People in the 21st century have become a combination of their real-world bodies and their digital presence: a juxtaposition of real world networks and virtual social ones, personal assistants and digital assistants, mental calendars and Google calendars, religious avatars and gaming avatars.
The Digital Forest explores this artificial division by attempting to draw parallels between a real forest of atoms, and one made purely of electrons. The Digital Forest is a graphic generated in real-time, directly from the search results of Microsoft’s Bing search engine.
This means that, like a real forest, there’s a naturally occurring chaos in its creation. While a real forest is dependent on weather and animals as its random factors, the Digital Forest depends on Bing’s obscure algorithm, which websites are popular and how those websites optimise themselves to be found.
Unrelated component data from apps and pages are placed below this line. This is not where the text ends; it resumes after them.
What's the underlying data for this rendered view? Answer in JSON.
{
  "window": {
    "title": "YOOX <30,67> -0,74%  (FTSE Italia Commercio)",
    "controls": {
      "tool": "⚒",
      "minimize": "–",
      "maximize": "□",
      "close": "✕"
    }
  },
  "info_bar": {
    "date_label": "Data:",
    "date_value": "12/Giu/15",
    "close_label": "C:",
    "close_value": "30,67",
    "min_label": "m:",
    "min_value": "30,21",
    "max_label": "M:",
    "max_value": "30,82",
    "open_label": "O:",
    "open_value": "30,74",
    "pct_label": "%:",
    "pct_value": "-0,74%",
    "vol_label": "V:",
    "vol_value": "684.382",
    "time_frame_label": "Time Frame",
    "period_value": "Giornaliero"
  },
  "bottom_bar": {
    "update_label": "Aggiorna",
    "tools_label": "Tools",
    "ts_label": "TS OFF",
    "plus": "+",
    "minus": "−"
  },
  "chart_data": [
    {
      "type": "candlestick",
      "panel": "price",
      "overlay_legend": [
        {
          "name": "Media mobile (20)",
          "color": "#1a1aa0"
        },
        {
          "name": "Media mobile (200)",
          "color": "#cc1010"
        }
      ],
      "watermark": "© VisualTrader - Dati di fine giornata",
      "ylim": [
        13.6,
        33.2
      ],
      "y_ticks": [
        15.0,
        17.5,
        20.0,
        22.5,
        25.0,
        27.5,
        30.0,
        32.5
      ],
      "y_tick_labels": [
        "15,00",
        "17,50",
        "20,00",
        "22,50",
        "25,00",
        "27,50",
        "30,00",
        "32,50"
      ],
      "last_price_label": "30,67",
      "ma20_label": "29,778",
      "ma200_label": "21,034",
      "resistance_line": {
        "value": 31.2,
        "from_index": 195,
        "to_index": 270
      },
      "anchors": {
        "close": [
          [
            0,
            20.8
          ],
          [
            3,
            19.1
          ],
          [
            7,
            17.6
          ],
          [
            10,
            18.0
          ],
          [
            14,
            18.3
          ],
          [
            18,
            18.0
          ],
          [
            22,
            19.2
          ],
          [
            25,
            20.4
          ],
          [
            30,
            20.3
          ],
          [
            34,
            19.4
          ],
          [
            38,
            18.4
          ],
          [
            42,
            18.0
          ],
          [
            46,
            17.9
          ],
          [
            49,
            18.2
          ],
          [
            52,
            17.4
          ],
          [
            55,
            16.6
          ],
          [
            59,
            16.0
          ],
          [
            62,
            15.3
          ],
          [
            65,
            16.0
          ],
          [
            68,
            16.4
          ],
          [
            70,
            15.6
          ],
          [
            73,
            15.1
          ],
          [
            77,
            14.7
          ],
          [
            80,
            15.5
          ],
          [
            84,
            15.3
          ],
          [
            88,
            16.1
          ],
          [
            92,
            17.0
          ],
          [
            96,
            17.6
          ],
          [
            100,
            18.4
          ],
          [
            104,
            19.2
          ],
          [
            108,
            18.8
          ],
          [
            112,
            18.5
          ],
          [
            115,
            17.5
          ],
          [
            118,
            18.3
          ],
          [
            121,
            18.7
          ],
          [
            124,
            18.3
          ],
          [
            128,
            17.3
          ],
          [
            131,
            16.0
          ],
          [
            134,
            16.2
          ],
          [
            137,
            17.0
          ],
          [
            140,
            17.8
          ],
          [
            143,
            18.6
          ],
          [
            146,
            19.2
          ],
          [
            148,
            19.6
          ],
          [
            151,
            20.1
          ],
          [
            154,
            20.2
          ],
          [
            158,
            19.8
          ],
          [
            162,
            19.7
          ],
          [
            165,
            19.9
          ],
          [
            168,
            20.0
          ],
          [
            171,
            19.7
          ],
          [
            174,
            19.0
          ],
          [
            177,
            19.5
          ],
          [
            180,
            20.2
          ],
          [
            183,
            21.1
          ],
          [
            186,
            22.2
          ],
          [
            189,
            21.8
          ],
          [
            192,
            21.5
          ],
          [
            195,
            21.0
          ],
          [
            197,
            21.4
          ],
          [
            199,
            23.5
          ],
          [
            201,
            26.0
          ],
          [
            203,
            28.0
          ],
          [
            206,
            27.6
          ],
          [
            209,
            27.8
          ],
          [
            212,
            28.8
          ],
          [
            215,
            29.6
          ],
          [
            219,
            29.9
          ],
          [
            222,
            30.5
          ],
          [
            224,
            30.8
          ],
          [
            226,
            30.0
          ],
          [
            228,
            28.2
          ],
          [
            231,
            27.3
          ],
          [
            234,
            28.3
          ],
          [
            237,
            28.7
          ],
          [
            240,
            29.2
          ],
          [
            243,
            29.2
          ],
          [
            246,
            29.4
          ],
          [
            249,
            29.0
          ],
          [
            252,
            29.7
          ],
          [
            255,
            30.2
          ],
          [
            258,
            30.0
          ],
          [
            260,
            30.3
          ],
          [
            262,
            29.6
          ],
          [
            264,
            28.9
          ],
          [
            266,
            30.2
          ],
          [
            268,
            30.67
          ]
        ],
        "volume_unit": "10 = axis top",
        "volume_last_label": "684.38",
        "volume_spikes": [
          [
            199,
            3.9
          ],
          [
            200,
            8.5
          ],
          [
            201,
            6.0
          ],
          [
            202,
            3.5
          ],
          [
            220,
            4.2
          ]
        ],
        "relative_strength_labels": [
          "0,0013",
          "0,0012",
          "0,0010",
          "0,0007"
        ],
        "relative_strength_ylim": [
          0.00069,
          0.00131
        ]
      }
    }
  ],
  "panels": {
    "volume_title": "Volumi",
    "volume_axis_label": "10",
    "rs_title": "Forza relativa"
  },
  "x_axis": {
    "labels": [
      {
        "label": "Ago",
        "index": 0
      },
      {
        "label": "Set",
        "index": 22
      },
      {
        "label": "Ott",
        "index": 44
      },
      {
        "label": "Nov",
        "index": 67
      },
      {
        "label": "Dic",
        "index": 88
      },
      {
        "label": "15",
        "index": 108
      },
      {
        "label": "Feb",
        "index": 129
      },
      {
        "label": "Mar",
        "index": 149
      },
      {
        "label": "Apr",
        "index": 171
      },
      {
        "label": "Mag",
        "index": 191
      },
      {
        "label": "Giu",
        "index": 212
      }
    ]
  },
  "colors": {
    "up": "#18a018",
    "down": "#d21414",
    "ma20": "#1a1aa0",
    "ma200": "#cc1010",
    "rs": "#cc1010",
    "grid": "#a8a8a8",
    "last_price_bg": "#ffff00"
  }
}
Beyond this, the Digital Forest highlights the logic and fallibility behind the somewhat invisible process of determining search results. As the forest changes, viewers are reminded that search engines are constantly in flux, shaping our internet environment around us.